The dreaded disease of cancer took away two of the cricket world’s most respected men in a space of four days. On 29th December, former England captain and popular commentator Tony Greig succumbed to lung cancer aged 66, while noted English journalist and commentator Christopher Martin-Jenkins lost his battle against terminal cancer on 1st January, aged 67. Here’s a brief overview of their life in cricket:-
Tony Greig (1946-2012)
Tests – 58 Runs – 3599 Average – 40.43 Wickets – 141 Average – 32.20
Standing at an imposing 6’6, Anthony William Greig, better known as Tony Greig, was a larger-than-life personality who wore many hats during his lifetime – including of course, the big one he donned while commentating, making him a figure who was hard to miss in the box. Greig was born in South Africa, but qualified to play for England due to Scottish parentage. The Sussex stalwart made his Test debut against Australia in 1972, beginning a reasonably successful 58-Test career as a leading all-rounder, and then later captain of the side as well.
This innings could have been longer if not for the rebel in him. He was in fact, skipper of England when he joined forces with Kerry Packer, and helped him sign up leading English and international players for the latter’s World Series Cricket. The incident caused a storm across the cricket world, and cricket was never the same again. Greig was understandably stripped of his captaincy and sacked from the team, but he had played his part in revolutionising one-day international cricket.
Greig was never away from controversy. Be it his controversial run out of Alvin Kallicharan off the last ball on the second day of 1973-74 Port-of-Spain or his notorious ‘I intend to make them grovel’ comment for the touring West Indies in 1976 (which created an uproar as it was thought to have racial overtones, but it backfired horribly as England were beaten 0-3 in 5 Tests), he always managed to remain in the spotlight. Keeping in line with his rebel streak, he was also roped in as an expert by the unofficial, now-defunct ICL.
As captain, his best moment was England’s 3-1 win in India in 1976-77 (their first in the sub-continent in 15 years), when the tourists were considered underdogs. As a commentator, he became immensely popular in the Channel Nine box in Australia, and also in the one-day matches played in Sharjah during the desert venue’s heydays. Outside of cricket media he served as a board member of the Epilepsy Association. In March 2011, he was appointed as the brand ambassador for Sri Lanka Tourism. On 26 June 2012 Greig delivered the MCC Spirit of Cricket Cowdrey Lecture, around four months before he was diagnosed with cancer.

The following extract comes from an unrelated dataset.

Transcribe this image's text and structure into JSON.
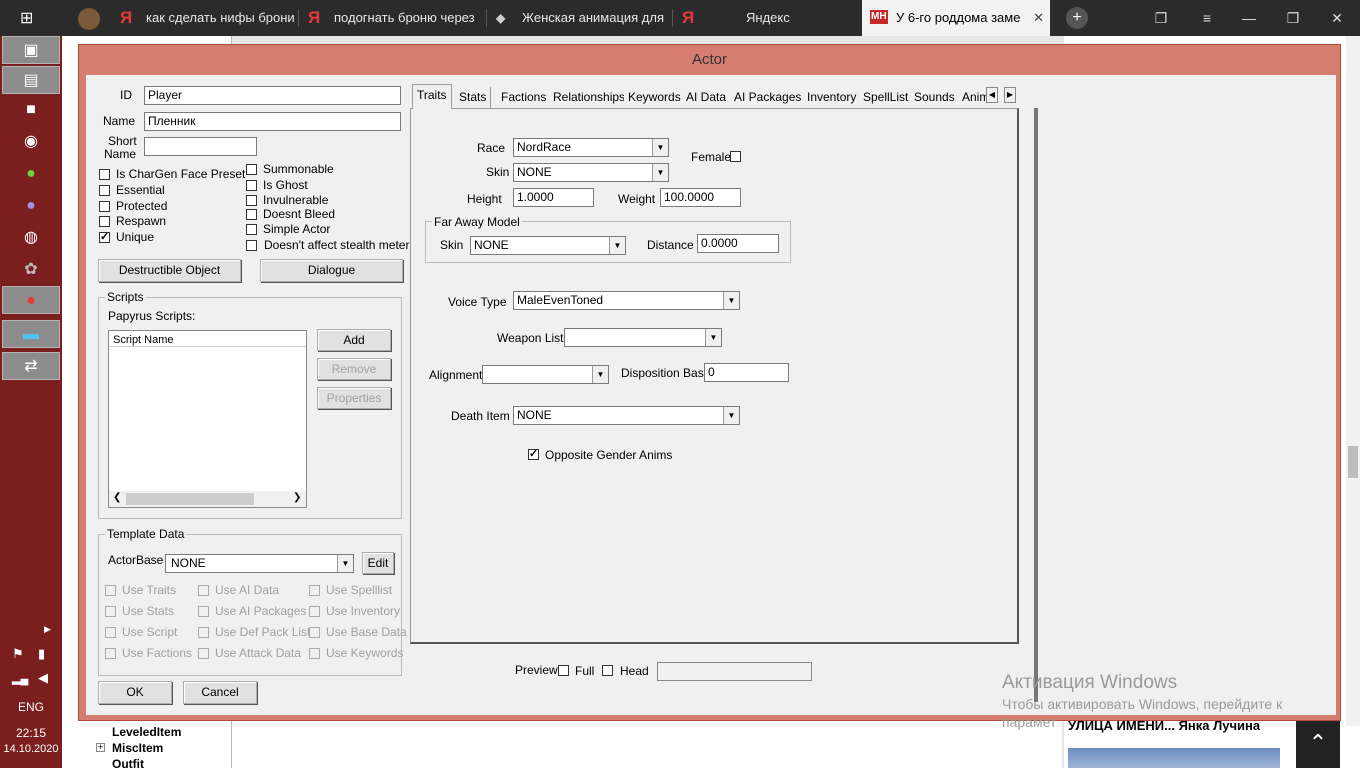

‘Give your hand to cricket and it will take you on the most fantastic journey, a lifetime journey both on and off the field.’, was what Greig said on a cricket website last year. Indeed, Greig made the most of what cricket had to offer, and has left his indelible mark on the game. May his soul rest in peace.
Christopher Martin-Jenkins, MBE (1945-2013)
Martin-Jenkins, known across the world as CMJ, never played first class cricket (though he played for Surrey 2nd XI), but will be forever remembered for his contributions to cricket. His life as a journalist began in 1967, when he joined The Cricketer magazine as a deputy-editor. His first match as commentator was an ODI between England and Australia in 1972. He made his name as a commentator on the Test Match Special (TMS) team, becoming an integral part of BBC Radio’s famous coverage of Test cricket, his last series being England vs Pakistan in the UAE earlier last year.
He joined the TMS team in 1973 and was appointed cricket correspondent in succession to Brian Johnston in 1973 and worked as cricket correspondent for the BBC (1973–1980, 1985–1991), the Daily Telegraph (1990–1999) and The Times (1999–2008). Mike Atherton replaced him as The Times Chief Cricket Correspondent in 2008, although CMJ continued contributing to the Times cricket pages, filing his last article on the death of Tony Greig on December 31st, the day prior to his own death.
He was also a prolific author, and his accounts of the 1973-74 West Indies tour (Testing Time) and the 1974-75 series in Australia (Assault On The Ashes) set the tone for more than three decades of quality output. In 2009 he was awarded and MBE then in 2010-11 was president of the MCC. Shortly after that tenure he was diagnosed with cancer. His Daily Telegraph obituarist wrote of his radio commentary that: ‘Nobody excelled him… in what he regarded as the first duty: that of giving a precise, clear, well-informed and accurate account of every ball that was bowled and every stroke that was played.’
Scyld Berry wrote: ‘What made him so good as a radio commentator, apart from his precise and unforced diction, was that he came closer than anyone to combining the knowledge of an expert with the enthusiasm of a student.’ May his soul rest in peace.